The initial shipments of Falcons are set to go out on the 18th of June and with that date quickly approaching, Techgage was able to steal half an hour of Novint CEO Tom Andersonâ€™s time and ask him a few questions and to see where he saw things going. Conducted by phone, this is what Mr. Anderson had to say.
Techgage: The Falconâ€™s primary advantage over other PC peripherals is that its approach uses haptics. For those who might be unfamiliar with this technology, could you please explain what it is and how it applies to the Falcon?
Tom Anderson: In essence, haptics is simply the sense of touch. With the Falcon, we are using haptics to give the user a true sense of a three dimensional environment in which they can actually interact and feel their surrounding in a game.
The Falcon provides detailed 3D touch by accurately keeping track of the cursor on the screen by using not only the X and Y axis, but the Z axis as well.
TG: Pre-orders began a few months ago and have since sold out. Are you able to give us a number of how many original units were up for grabs initially?
TA: While I cannot provide any exact numbers, we are working closely with our manufacturer in China to re-supply our inventory so we can keep up with demand for the Falcon.
TG: When compared to a regular gamerâ€™s mouse, the Falcon has a lower DPI. Is there a reason for this?
TA: First off, the comparison between the Falcon and your everyday mouse isnâ€™t exactly an accurate one. In games such as HL2, when using the Falcon, the scaling rate can by adjusted to the needs of the individual gamer and the use of force feedback and a combination of mouse control and joystick control in different regions of the workspace, we believe, will make it more powerful than a mouse.
In our experience with the Falcon, Rob and I both played around with the it in Half Life 2, there wasnâ€™t any noticeable difference in cursor speed. The only significant difference between using a mouse and a Falcon, aside form the obvious use of Haptic, is that when using Novintâ€™s device, when the player reached the side of the screen, there was a slight rumble in the hand set but the screen continued to rotate in the direction the player was moving.

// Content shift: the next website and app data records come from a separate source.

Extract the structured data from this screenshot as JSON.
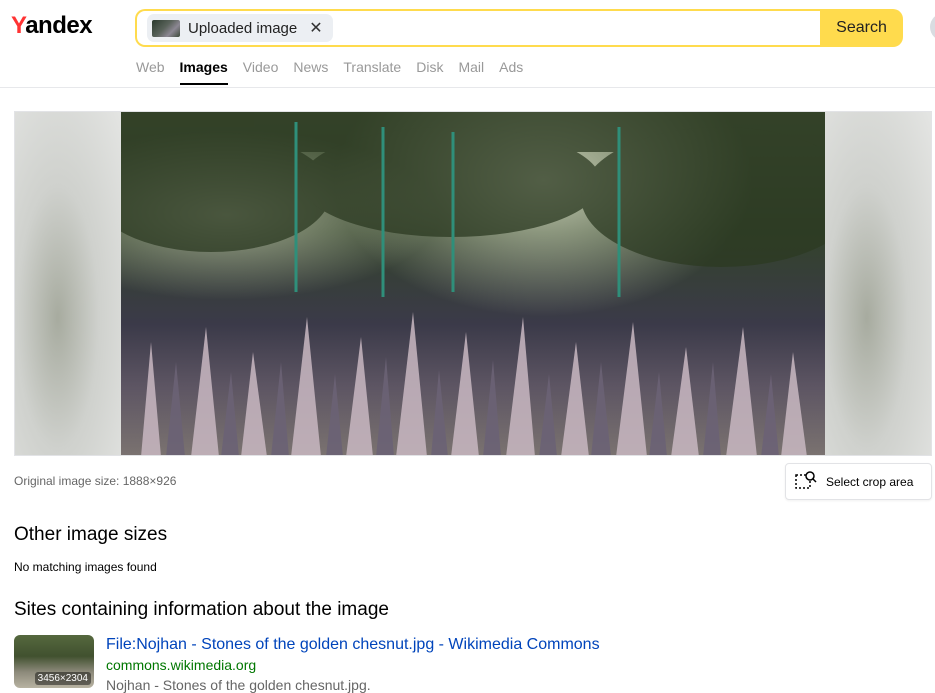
{
  "header": {
    "logo": "Yandex",
    "logo_first": "Y",
    "logo_rest": "andex",
    "search": {
      "chip_label": "Uploaded image",
      "clear_symbol": "✕",
      "button_label": "Search"
    },
    "tabs": [
      {
        "label": "Web",
        "active": false
      },
      {
        "label": "Images",
        "active": true
      },
      {
        "label": "Video",
        "active": false
      },
      {
        "label": "News",
        "active": false
      },
      {
        "label": "Translate",
        "active": false
      },
      {
        "label": "Disk",
        "active": false
      },
      {
        "label": "Mail",
        "active": false
      },
      {
        "label": "Ads",
        "active": false
      }
    ]
  },
  "preview": {
    "original_size_text": "Original image size: 1888×926",
    "crop_button_label": "Select crop area",
    "crop_icon": "crop-search-icon"
  },
  "other_sizes": {
    "heading": "Other image sizes",
    "empty_text": "No matching images found"
  },
  "sites": {
    "heading": "Sites containing information about the image",
    "results": [
      {
        "thumb_dims": "3456×2304",
        "title": "File:Nojhan - Stones of the golden chesnut.jpg - Wikimedia Commons",
        "url": "commons.wikimedia.org",
        "snippet": "Nojhan - Stones of the golden chesnut.jpg."
      }
    ]
  },
  "colors": {
    "search_accent": "#ffdb4d",
    "logo_red": "#ff3333",
    "link_blue": "#0044bb",
    "url_green": "#007700"
  }
}
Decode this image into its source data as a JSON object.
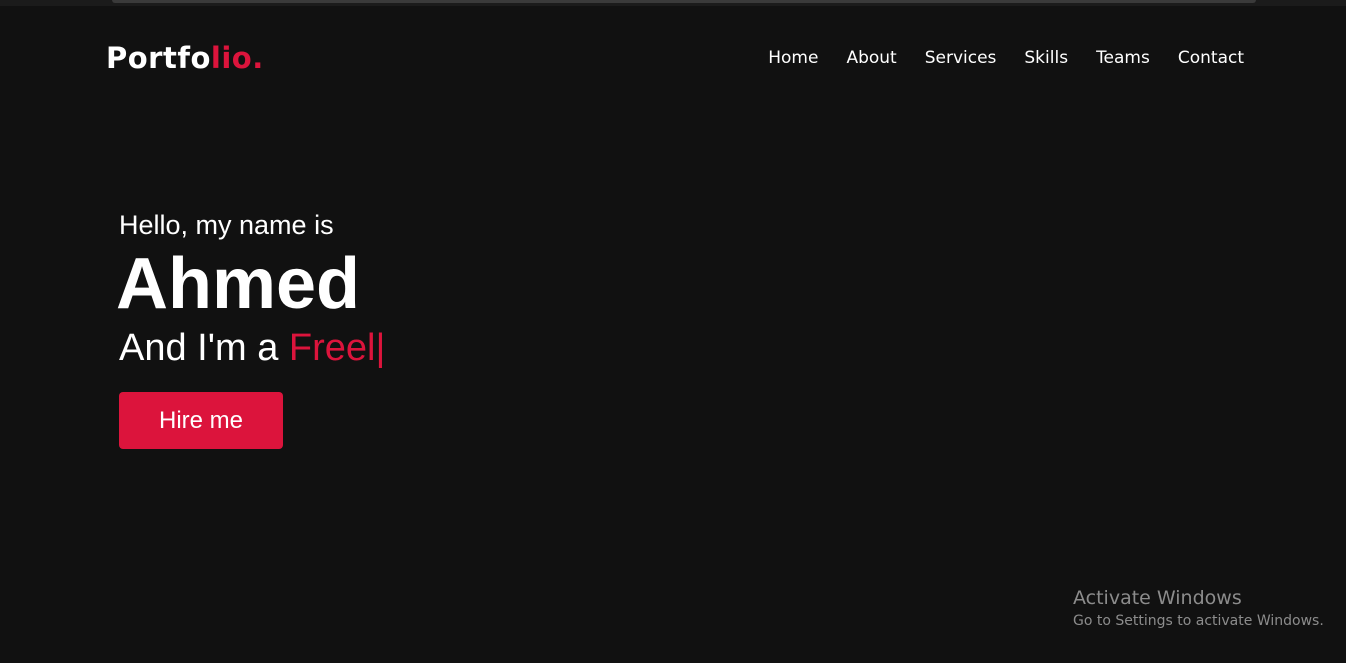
{
  "header": {
    "logo": {
      "main": "Portfo",
      "accent": "lio."
    },
    "nav": [
      "Home",
      "About",
      "Services",
      "Skills",
      "Teams",
      "Contact"
    ]
  },
  "hero": {
    "greeting": "Hello, my name is",
    "name": "Ahmed",
    "role_prefix": "And I'm a ",
    "role_typed": "Freel",
    "cursor": "|",
    "cta_label": "Hire me"
  },
  "watermark": {
    "title": "Activate Windows",
    "subtitle": "Go to Settings to activate Windows."
  },
  "colors": {
    "accent": "#dc143c",
    "background": "#111111",
    "text": "#ffffff"
  }
}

TG: With its detachable hand piece, the Falcon appears to be ideal for attachments. Do you have plans to release any add-ons in the near future such as a pistol grip for use in 3D shooters?
TA: Of course! There are many attachments that we can see users enjoy using. Of course the most popular genre of game right now is first person shooters and the development of a pistol grip makes the most sense. We plan to take our different ideas and expand on them to make them a reality.
A few different ideas that we have been throwing around is the use of a wheel. Force feedback isnâ€™t a new technology but with the Falcon, the ability to add lateral movement to a driving game could be incredible. Another idea is a billiard cue. Imagine feeling the weight of the cue stick and the impact of hitting the cue ball.
Another direction we would like to go is adding internal memory into the grip itself. Imagine detaching your grip, taking it to a friends house, plugging it in and being able to not only use your saved games, but also your custom settings. There are so many ideas at this point and all of them we are taking seriously. We are looking forward to launch and getting feedback from the users.